DATA EXTRACT -
Content starts
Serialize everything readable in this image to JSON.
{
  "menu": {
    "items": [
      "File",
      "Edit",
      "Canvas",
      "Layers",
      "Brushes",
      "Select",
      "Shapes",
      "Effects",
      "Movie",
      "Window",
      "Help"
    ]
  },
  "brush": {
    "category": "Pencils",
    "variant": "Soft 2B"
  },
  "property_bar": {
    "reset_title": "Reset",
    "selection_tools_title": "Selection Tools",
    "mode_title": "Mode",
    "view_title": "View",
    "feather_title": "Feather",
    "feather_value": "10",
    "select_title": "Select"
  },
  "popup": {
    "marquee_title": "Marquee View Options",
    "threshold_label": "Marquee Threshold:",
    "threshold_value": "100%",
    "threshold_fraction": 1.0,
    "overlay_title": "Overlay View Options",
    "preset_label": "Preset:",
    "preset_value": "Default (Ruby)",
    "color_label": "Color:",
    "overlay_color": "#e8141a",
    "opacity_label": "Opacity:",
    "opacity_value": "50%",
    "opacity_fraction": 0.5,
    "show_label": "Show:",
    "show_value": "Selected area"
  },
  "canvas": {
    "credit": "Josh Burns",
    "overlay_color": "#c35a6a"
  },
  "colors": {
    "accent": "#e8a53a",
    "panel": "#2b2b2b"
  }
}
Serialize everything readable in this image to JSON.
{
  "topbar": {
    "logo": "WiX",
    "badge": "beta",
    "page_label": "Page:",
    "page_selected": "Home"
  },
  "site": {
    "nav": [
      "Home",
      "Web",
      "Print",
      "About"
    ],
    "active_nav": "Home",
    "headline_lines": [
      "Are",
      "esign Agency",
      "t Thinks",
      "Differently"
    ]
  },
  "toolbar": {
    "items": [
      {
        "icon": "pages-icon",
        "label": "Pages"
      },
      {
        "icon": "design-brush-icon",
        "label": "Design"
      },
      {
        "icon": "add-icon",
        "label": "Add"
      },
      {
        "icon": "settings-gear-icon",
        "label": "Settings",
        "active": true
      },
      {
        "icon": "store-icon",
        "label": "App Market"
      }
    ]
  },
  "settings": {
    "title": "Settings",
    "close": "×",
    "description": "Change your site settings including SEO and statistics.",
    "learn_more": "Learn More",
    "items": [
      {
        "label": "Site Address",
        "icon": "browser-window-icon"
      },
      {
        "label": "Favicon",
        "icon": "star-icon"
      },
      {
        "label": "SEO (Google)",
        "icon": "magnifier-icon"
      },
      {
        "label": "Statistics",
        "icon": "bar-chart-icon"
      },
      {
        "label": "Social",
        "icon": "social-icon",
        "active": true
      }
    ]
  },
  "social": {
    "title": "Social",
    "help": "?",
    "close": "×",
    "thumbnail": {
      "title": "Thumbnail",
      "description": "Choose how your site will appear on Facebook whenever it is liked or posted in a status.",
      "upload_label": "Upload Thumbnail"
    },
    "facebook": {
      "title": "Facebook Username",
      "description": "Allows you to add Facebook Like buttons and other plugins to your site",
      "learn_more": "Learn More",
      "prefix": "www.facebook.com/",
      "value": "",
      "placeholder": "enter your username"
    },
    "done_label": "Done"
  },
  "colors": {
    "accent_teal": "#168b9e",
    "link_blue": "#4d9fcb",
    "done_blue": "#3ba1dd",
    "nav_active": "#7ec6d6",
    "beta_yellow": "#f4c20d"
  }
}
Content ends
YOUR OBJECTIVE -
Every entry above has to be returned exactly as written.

ANSWER SECTION -
Serialize everything readable in this image to JSON.
{
  "menu": {
    "items": [
      "File",
      "Edit",
      "Canvas",
      "Layers",
      "Brushes",
      "Select",
      "Shapes",
      "Effects",
      "Movie",
      "Window",
      "Help"
    ]
  },
  "brush": {
    "category": "Pencils",
    "variant": "Soft 2B"
  },
  "property_bar": {
    "reset_title": "Reset",
    "selection_tools_title": "Selection Tools",
    "mode_title": "Mode",
    "view_title": "View",
    "feather_title": "Feather",
    "feather_value": "10",
    "select_title": "Select"
  },
  "popup": {
    "marquee_title": "Marquee View Options",
    "threshold_label": "Marquee Threshold:",
    "threshold_value": "100%",
    "threshold_fraction": 1.0,
    "overlay_title": "Overlay View Options",
    "preset_label": "Preset:",
    "preset_value": "Default (Ruby)",
    "color_label": "Color:",
    "overlay_color": "#e8141a",
    "opacity_label": "Opacity:",
    "opacity_value": "50%",
    "opacity_fraction": 0.5,
    "show_label": "Show:",
    "show_value": "Selected area"
  },
  "canvas": {
    "credit": "Josh Burns",
    "overlay_color": "#c35a6a"
  },
  "colors": {
    "accent": "#e8a53a",
    "panel": "#2b2b2b"
  }
}
Serialize everything readable in this image to JSON.
{
  "topbar": {
    "logo": "WiX",
    "badge": "beta",
    "page_label": "Page:",
    "page_selected": "Home"
  },
  "site": {
    "nav": [
      "Home",
      "Web",
      "Print",
      "About"
    ],
    "active_nav": "Home",
    "headline_lines": [
      "Are",
      "esign Agency",
      "t Thinks",
      "Differently"
    ]
  },
  "toolbar": {
    "items": [
      {
        "icon": "pages-icon",
        "label": "Pages"
      },
      {
        "icon": "design-brush-icon",
        "label": "Design"
      },
      {
        "icon": "add-icon",
        "label": "Add"
      },
      {
        "icon": "settings-gear-icon",
        "label": "Settings",
        "active": true
      },
      {
        "icon": "store-icon",
        "label": "App Market"
      }
    ]
  },
  "settings": {
    "title": "Settings",
    "close": "×",
    "description": "Change your site settings including SEO and statistics.",
    "learn_more": "Learn More",
    "items": [
      {
        "label": "Site Address",
        "icon": "browser-window-icon"
      },
      {
        "label": "Favicon",
        "icon": "star-icon"
      },
      {
        "label": "SEO (Google)",
        "icon": "magnifier-icon"
      },
      {
        "label": "Statistics",
        "icon": "bar-chart-icon"
      },
      {
        "label": "Social",
        "icon": "social-icon",
        "active": true
      }
    ]
  },
  "social": {
    "title": "Social",
    "help": "?",
    "close": "×",
    "thumbnail": {
      "title": "Thumbnail",
      "description": "Choose how your site will appear on Facebook whenever it is liked or posted in a status.",
      "upload_label": "Upload Thumbnail"
    },
    "facebook": {
      "title": "Facebook Username",
      "description": "Allows you to add Facebook Like buttons and other plugins to your site",
      "learn_more": "Learn More",
      "prefix": "www.facebook.com/",
      "value": "",
      "placeholder": "enter your username"
    },
    "done_label": "Done"
  },
  "colors": {
    "accent_teal": "#168b9e",
    "link_blue": "#4d9fcb",
    "done_blue": "#3ba1dd",
    "nav_active": "#7ec6d6",
    "beta_yellow": "#f4c20d"
  }
}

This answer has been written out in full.